What could be controversial about a White House summit on ways to protect kids from cyberporn? Given the supporters of a safe Internet slated to attend--from Attorney General Janet Reno to execs from Walt Disney, Microsoft, and America Online--you'd think the Dec. 1-3 confab would be a celebration of family values. But it's looking more like a family feud.
Companies can hardly wait to showcase their latest plans for carving out G-rated places in cyberspace. Walt Disney Co., for example, will use the summit to trumpet a new E-mail feature that allows parents to control their children's correspondence online. And summit participants will announce a new "cyber-911" Web site to which incidents of online child predation can be reported.
But such proposals have caused a rift in the coalition of online service companies, content providers, and civil-liberties groups that teamed up to successfully fight the Communications Decency Act. The CDA, which attempted to ban online smut entirely, was struck down by the Supreme Court.
JAWBONING. This time, free-speech advocates, who vehemently oppose ratings, are lining up against the online service providers. The American Civil Liberties Union, along with news organizations such as the Society of Professional Journalists, accuse America Online Inc., Microsoft Corp., and other online biggies of selling out free speech in their rush to make cyberspace a mass medium. "In an attempt to create a greater market for the Internet, you shouldn't go for the quick and dirty solution," says Jeff Chester, executive director of the Center for Media Education, a media watchdog group.
Ever since the CDA's defeat, the White House has jawboned the industry--including summit sponsors AOL, Microsoft, Disney, Time Warner, and AT&T--to pursue self-regulation. And some independent ratings agencies have sprung up to help. In October, Digital Equipment Corp.'s Alta Vista search-engine subsidiary announced it would provide the services of Net Shepherd, a for-profit Calgary (Alta.)-based ratings agency. Disney now rates its sites using benchmarks from the nonprofit Recreational Software Advisory Council (RSAC), the leading Net rating agency. Microsoft is using RSAC ratings in its Internet Explorer Web browser, too.
PTA PROJECT. But cyber-libertarians say the industry is rushing to do what they feared would happen under the CDA. "The result [of ratings] will be an Internet that is no longer hospitable to a diversity of viewpoints," says Barry Steinhardt, associate director of the ACLU. Steinhardt will lead an alliance of civil-liberties and journalism groups who oppose ratings at a Dec. 1 countersummit.

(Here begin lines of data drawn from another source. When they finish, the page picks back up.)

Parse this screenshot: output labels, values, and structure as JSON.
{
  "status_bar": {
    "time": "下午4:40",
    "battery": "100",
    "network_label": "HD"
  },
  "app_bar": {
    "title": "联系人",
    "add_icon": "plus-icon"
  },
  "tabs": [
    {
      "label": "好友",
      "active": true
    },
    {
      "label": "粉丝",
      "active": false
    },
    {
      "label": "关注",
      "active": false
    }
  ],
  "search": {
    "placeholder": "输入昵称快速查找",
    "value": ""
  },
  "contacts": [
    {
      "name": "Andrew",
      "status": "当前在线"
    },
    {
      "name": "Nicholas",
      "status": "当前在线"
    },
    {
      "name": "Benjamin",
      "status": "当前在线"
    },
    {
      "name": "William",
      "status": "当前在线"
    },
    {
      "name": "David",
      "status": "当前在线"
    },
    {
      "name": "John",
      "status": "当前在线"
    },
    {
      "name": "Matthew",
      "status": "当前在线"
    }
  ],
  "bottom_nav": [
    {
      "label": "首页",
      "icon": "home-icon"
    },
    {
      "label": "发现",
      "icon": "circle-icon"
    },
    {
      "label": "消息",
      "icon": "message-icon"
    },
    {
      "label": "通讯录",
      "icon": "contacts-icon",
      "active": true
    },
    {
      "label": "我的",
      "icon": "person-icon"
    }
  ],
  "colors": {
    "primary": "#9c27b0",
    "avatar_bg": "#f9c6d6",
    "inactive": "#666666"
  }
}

The debate over ratings even has some companies at odds with themselves. Time Warner Inc., for example, is officially agnostic on ratings. But Time Inc. New Media voted in August (along with other news organizations, including BUSINESS WEEK) to oppose ratings for news when the issue was put to a vote by the Internet Content Coalition, which represents online- content companies. Meeting participants also voted unanimously against any system where a third-party arbiter would determine what sites constitute news. "It's important for First Amendment companies to be proselytizers to others dancing around the Internet space," says Daniel Okrent, editor of Time Inc. New Media. "There's a real consequence to the quality of journalism if we rate."
Ratings backers say nonprofits such as the Parent-Teacher Assn. could band together to provide this service. The idea: They could comb the Net for sites that meet their standards, then grant them a seal of approval.
Meanwhile, Republicans in Congress are readying their next salvo--legislation introduced by Senator Dan Coats (R-Ind.) on Nov. 8 to outlaw commercial online content that's "harmful to minors." The online industry and public-interest groups are united against this "Son of CDA." But their fractious infighting could weaken their hand.